by The Curious Scribbler
Few of the throngs of elderly dog owners in the cafes of Barmouth take time out to examine the Millennium sculpture on the quay, and those who do may merely observe that it is a work by local sculptor Frank Cocksey, entitled The Long Haul. It shows three human figures, in different period costumes, together pulling together on a thick rope. They lie backwards like the contestants in a tug of war, and while they are obviously freshly carved in white marble, the un-carved plinth below looks grey and pitted and could be mistaken for some kind of concrete.
In fact the entire block is of white Carrara marble from Italy, the material so beloved of Michelangelo and figurative sculptors ever since. For around 300 years it lay on the seabed some 30 feet down and a few miles off the beautiful shore between Barmouth and Harlech. It was one of 42 blocks found on the sea bed, neatly shaped and ranging in size from 13 inch cubes to great blocks like this one, 9ft x 3ft x 2.5ft in dimensions.
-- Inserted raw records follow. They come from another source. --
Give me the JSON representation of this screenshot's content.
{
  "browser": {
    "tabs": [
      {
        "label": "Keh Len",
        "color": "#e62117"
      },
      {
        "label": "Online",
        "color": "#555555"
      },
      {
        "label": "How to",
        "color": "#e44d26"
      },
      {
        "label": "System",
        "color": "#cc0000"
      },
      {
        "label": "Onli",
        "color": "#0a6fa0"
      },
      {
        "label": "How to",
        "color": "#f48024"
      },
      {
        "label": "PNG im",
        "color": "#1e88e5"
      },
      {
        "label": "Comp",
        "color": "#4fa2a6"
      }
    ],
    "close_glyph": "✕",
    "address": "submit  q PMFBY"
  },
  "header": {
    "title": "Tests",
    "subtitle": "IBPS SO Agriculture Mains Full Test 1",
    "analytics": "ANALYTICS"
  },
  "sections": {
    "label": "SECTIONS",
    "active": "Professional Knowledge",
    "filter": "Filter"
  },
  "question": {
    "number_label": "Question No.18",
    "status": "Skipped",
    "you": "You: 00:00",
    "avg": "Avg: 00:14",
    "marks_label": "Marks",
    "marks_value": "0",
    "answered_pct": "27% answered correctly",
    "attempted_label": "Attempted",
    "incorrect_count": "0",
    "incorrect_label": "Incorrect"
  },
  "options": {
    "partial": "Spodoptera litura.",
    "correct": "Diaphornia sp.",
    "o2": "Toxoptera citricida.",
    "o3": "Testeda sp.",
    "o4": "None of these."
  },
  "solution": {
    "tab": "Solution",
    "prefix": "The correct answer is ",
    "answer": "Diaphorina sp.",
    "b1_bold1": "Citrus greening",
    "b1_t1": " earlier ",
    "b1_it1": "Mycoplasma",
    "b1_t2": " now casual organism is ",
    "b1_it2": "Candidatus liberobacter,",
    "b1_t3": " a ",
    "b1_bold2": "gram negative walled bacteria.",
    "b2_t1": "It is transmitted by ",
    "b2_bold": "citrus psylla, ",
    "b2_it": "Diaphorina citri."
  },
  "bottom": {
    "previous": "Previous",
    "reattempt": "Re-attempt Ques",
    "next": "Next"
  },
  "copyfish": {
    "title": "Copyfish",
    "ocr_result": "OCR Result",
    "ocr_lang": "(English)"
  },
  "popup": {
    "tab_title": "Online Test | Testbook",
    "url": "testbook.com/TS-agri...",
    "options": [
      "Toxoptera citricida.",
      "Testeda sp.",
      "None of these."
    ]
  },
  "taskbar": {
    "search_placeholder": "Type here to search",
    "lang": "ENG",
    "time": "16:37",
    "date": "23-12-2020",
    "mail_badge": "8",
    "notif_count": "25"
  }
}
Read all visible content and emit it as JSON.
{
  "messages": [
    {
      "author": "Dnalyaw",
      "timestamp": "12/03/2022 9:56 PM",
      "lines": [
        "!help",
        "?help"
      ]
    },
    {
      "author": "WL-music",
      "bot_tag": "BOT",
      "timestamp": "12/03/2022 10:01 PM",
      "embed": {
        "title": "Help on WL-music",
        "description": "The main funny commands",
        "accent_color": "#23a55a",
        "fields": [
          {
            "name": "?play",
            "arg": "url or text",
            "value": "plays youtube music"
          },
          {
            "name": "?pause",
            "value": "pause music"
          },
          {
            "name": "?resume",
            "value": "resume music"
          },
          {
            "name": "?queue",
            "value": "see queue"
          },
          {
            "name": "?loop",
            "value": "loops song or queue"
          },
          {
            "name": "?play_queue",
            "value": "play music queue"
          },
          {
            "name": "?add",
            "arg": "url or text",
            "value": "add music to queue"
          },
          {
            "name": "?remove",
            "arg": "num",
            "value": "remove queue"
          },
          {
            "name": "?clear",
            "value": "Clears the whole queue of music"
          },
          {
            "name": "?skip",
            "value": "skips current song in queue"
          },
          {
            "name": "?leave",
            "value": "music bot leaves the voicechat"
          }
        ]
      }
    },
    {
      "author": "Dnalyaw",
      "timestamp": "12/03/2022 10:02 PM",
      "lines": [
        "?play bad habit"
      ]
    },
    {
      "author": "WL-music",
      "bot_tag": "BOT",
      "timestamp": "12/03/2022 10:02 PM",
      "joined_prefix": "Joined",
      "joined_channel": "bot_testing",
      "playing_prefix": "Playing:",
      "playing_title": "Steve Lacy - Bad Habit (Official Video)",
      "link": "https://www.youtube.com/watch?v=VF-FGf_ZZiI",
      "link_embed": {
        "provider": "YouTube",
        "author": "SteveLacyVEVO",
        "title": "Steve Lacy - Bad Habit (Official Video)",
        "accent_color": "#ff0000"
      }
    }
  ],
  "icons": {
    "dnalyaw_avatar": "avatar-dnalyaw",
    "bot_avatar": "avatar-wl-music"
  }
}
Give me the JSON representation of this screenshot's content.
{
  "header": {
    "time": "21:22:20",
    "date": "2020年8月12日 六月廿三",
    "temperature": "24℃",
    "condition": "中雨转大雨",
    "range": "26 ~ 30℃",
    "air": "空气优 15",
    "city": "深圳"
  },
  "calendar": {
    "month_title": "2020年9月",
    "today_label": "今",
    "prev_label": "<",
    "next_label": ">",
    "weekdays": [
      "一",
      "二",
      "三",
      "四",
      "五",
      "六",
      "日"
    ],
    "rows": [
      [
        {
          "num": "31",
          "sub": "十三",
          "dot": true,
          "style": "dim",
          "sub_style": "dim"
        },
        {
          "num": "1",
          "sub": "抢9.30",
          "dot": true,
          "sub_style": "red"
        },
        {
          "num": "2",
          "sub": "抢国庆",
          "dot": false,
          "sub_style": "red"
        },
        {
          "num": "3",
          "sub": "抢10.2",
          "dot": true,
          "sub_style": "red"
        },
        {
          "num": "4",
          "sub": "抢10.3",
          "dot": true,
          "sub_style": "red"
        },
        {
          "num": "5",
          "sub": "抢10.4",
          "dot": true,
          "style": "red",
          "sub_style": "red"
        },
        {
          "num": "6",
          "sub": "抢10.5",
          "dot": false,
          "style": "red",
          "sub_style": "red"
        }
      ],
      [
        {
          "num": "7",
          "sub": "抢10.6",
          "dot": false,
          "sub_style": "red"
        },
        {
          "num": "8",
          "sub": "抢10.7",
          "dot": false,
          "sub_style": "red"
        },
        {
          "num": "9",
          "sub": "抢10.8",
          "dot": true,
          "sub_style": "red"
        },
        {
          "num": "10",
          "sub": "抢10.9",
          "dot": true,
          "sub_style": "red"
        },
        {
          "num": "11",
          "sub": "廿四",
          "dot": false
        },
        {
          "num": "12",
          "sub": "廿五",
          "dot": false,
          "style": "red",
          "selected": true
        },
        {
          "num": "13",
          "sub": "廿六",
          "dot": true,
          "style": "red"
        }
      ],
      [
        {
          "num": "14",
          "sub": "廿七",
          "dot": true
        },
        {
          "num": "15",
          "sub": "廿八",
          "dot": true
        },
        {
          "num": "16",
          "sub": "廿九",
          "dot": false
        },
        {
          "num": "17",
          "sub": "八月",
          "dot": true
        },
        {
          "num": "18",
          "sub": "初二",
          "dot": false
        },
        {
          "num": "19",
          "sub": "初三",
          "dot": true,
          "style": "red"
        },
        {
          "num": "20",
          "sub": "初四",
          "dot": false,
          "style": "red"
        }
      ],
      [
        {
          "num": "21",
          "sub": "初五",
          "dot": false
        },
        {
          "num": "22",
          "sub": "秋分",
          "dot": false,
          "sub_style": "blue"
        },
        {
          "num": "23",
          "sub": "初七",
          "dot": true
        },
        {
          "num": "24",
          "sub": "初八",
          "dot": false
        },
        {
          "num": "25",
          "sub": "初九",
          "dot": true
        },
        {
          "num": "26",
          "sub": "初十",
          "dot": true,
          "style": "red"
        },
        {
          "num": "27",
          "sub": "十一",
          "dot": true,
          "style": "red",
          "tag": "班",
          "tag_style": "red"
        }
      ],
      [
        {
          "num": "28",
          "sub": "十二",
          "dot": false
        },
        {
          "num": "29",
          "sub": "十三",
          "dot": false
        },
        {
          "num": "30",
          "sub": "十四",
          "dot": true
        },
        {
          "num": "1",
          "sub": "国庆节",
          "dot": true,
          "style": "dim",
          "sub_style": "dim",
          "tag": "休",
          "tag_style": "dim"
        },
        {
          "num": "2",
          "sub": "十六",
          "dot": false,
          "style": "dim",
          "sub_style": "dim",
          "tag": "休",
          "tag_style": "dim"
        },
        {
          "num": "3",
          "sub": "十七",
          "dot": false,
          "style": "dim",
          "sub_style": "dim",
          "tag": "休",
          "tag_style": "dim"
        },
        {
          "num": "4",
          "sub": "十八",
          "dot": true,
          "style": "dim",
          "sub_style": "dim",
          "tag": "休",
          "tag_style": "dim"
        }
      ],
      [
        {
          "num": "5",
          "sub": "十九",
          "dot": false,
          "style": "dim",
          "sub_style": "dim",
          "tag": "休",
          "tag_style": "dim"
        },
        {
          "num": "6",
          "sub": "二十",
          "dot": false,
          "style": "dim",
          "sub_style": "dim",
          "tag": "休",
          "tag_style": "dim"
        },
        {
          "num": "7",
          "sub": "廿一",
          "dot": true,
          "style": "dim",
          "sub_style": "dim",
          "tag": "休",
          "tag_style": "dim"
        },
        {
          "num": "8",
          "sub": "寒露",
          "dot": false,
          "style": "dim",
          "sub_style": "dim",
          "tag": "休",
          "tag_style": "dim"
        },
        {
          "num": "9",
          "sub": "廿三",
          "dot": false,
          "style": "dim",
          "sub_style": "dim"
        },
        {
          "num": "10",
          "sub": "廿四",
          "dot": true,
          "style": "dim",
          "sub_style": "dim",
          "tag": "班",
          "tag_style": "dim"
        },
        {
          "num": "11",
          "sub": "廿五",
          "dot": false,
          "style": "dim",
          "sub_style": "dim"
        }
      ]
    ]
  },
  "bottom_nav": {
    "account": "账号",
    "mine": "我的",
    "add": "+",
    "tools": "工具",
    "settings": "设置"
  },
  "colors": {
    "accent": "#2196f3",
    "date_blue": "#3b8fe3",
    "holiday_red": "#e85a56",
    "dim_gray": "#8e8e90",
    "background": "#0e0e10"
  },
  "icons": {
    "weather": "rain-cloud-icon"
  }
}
All were extensively bored by marine creatures.
The wreck was first discovered in 1978 and excavated by the Cae Nest group of archaeological scuba divers. Nothing of the wooden ship remained, but the cargo lies as it was loaded amidships, and other finds include 25 cast iron cannons, a bronze bell dated 1677 and coins from 10 countries among which french coins predominate. They also found navigational dividers, pewter plate and fine cutlery, a dental plate, a seal, remains of pistols and a rapier. Opinion is divided as to the nationality of the vessel. The Barmouth plaque states it was a 700 ton Genoese galleon, the Coflein entry suggests, on the basis of the coins, and the French pewter, that it may have been a French trader. What is of little doubt is that it was a well-armed vessel, carrying a valuable cargo, and that it went down after 1702 ( the youngest coin) and probably around 1709.
Who in North Wales had sent for such a cargo? The graveyard at Llanaber Church might provide a clue, for it is surprisingly rich in white marble memorials dating as far back as the mid 18th century, though I haven’t noticed any as old as the presumed wreck. Could these pieces have been destined for an enterprising monumental mason?
There is a popular alternative theory: that this was a ship blown off course, missing the English Channel and forced up past Cornwall into the Irish sea where it eventually foundered. The first decade of the 18th century saw Sir Christopher Wren rebuilding St Paul’s cathedral, a project requiring a great deal of Carrara marble.
Marble is a limestone, easily excavated by the sea creatures which secrete acid to dissolve their homes as the blocks lay under the sea. The large round-ended holes were made by molluscs, the smaller interlaced hollows are the homes of sponges, while polychaete worms bored several centimetres into the rock. As Frank Cocksey carved away the eroded blocks he has exposed fresh white marble. In places the worms have penetrated even deeper than his carving, as is shown on the leg of the youngest seaman.
It has been suggested there was at least one survivor from the wreck, Juan Benedictus whose death is recorded in the Llanendwyn Parish Register in 1730, and tradition has it that timbers and artefacts from the wreck found their way to Corsygeddol Hall. Seafaring in the 18th century was a risky business and many ships must have foundered on this coast. We will never know exactly what happened.